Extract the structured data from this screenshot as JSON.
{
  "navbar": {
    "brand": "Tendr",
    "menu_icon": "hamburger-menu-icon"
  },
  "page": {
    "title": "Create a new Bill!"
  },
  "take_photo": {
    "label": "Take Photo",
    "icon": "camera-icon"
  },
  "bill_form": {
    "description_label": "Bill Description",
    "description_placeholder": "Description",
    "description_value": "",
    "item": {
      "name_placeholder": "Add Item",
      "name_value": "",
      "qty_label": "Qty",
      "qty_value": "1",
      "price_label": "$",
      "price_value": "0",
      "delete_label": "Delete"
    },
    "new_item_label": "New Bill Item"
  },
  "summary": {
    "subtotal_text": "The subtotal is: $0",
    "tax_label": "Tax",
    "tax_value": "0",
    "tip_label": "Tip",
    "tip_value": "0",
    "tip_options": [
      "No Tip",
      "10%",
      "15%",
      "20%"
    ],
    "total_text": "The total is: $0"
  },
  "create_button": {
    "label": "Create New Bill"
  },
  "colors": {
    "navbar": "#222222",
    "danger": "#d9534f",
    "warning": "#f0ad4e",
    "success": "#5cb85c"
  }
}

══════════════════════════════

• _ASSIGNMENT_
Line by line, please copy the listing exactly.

• _RESULT OF THE TASK_
Extract the structured data from this screenshot as JSON.
{
  "navbar": {
    "brand": "Tendr",
    "menu_icon": "hamburger-menu-icon"
  },
  "page": {
    "title": "Create a new Bill!"
  },
  "take_photo": {
    "label": "Take Photo",
    "icon": "camera-icon"
  },
  "bill_form": {
    "description_label": "Bill Description",
    "description_placeholder": "Description",
    "description_value": "",
    "item": {
      "name_placeholder": "Add Item",
      "name_value": "",
      "qty_label": "Qty",
      "qty_value": "1",
      "price_label": "$",
      "price_value": "0",
      "delete_label": "Delete"
    },
    "new_item_label": "New Bill Item"
  },
  "summary": {
    "subtotal_text": "The subtotal is: $0",
    "tax_label": "Tax",
    "tax_value": "0",
    "tip_label": "Tip",
    "tip_value": "0",
    "tip_options": [
      "No Tip",
      "10%",
      "15%",
      "20%"
    ],
    "total_text": "The total is: $0"
  },
  "create_button": {
    "label": "Create New Bill"
  },
  "colors": {
    "navbar": "#222222",
    "danger": "#d9534f",
    "warning": "#f0ad4e",
    "success": "#5cb85c"
  }
}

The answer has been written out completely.